In this exercise, each record below is to be written out again exactly.

:: Provided records ::

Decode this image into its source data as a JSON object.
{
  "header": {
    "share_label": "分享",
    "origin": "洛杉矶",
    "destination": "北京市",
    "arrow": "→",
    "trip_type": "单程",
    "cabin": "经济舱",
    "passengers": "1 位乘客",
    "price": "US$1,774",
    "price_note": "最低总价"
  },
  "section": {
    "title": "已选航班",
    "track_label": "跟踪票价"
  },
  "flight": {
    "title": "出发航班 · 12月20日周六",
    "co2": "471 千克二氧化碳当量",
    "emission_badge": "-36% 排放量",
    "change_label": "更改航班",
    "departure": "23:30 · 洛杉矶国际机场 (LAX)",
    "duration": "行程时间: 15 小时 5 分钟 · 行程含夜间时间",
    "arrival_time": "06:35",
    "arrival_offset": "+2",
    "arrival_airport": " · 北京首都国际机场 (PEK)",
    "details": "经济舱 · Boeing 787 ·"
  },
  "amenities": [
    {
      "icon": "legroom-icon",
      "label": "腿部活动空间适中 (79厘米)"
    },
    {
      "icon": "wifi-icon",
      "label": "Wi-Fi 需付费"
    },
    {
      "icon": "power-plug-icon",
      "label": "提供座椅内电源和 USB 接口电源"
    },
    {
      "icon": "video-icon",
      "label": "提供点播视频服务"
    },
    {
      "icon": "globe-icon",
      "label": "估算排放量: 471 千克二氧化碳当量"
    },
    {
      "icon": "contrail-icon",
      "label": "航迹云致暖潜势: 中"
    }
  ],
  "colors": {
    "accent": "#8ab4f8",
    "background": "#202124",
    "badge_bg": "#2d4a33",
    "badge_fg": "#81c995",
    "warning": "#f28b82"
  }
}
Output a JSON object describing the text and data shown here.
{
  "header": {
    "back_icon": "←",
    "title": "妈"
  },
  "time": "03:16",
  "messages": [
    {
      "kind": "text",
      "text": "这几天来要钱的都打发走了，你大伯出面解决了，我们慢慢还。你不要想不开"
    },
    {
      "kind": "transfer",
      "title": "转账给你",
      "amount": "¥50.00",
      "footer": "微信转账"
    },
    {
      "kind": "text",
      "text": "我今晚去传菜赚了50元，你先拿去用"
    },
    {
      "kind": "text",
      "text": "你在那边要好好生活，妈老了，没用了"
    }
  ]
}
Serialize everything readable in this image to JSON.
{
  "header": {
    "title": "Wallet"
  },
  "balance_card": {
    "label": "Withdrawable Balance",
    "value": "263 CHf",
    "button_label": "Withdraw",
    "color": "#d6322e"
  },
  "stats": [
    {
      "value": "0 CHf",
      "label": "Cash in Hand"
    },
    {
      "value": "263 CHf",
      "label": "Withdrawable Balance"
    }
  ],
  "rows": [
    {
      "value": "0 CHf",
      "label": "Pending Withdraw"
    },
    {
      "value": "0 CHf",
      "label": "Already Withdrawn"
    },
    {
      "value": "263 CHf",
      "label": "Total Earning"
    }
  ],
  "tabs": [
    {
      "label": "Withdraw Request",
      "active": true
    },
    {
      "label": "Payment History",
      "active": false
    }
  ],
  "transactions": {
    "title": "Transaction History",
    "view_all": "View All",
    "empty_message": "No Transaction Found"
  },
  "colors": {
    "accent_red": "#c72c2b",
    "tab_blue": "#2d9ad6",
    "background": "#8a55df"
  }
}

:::

◆ Written reply:
Decode this image into its source data as a JSON object.
{
  "header": {
    "share_label": "分享",
    "origin": "洛杉矶",
    "destination": "北京市",
    "arrow": "→",
    "trip_type": "单程",
    "cabin": "经济舱",
    "passengers": "1 位乘客",
    "price": "US$1,774",
    "price_note": "最低总价"
  },
  "section": {
    "title": "已选航班",
    "track_label": "跟踪票价"
  },
  "flight": {
    "title": "出发航班 · 12月20日周六",
    "co2": "471 千克二氧化碳当量",
    "emission_badge": "-36% 排放量",
    "change_label": "更改航班",
    "departure": "23:30 · 洛杉矶国际机场 (LAX)",
    "duration": "行程时间: 15 小时 5 分钟 · 行程含夜间时间",
    "arrival_time": "06:35",
    "arrival_offset": "+2",
    "arrival_airport": " · 北京首都国际机场 (PEK)",
    "details": "经济舱 · Boeing 787 ·"
  },
  "amenities": [
    {
      "icon": "legroom-icon",
      "label": "腿部活动空间适中 (79厘米)"
    },
    {
      "icon": "wifi-icon",
      "label": "Wi-Fi 需付费"
    },
    {
      "icon": "power-plug-icon",
      "label": "提供座椅内电源和 USB 接口电源"
    },
    {
      "icon": "video-icon",
      "label": "提供点播视频服务"
    },
    {
      "icon": "globe-icon",
      "label": "估算排放量: 471 千克二氧化碳当量"
    },
    {
      "icon": "contrail-icon",
      "label": "航迹云致暖潜势: 中"
    }
  ],
  "colors": {
    "accent": "#8ab4f8",
    "background": "#202124",
    "badge_bg": "#2d4a33",
    "badge_fg": "#81c995",
    "warning": "#f28b82"
  }
}
Output a JSON object describing the text and data shown here.
{
  "header": {
    "back_icon": "←",
    "title": "妈"
  },
  "time": "03:16",
  "messages": [
    {
      "kind": "text",
      "text": "这几天来要钱的都打发走了，你大伯出面解决了，我们慢慢还。你不要想不开"
    },
    {
      "kind": "transfer",
      "title": "转账给你",
      "amount": "¥50.00",
      "footer": "微信转账"
    },
    {
      "kind": "text",
      "text": "我今晚去传菜赚了50元，你先拿去用"
    },
    {
      "kind": "text",
      "text": "你在那边要好好生活，妈老了，没用了"
    }
  ]
}
Serialize everything readable in this image to JSON.
{
  "header": {
    "title": "Wallet"
  },
  "balance_card": {
    "label": "Withdrawable Balance",
    "value": "263 CHf",
    "button_label": "Withdraw",
    "color": "#d6322e"
  },
  "stats": [
    {
      "value": "0 CHf",
      "label": "Cash in Hand"
    },
    {
      "value": "263 CHf",
      "label": "Withdrawable Balance"
    }
  ],
  "rows": [
    {
      "value": "0 CHf",
      "label": "Pending Withdraw"
    },
    {
      "value": "0 CHf",
      "label": "Already Withdrawn"
    },
    {
      "value": "263 CHf",
      "label": "Total Earning"
    }
  ],
  "tabs": [
    {
      "label": "Withdraw Request",
      "active": true
    },
    {
      "label": "Payment History",
      "active": false
    }
  ],
  "transactions": {
    "title": "Transaction History",
    "view_all": "View All",
    "empty_message": "No Transaction Found"
  },
  "colors": {
    "accent_red": "#c72c2b",
    "tab_blue": "#2d9ad6",
    "background": "#8a55df"
  }
}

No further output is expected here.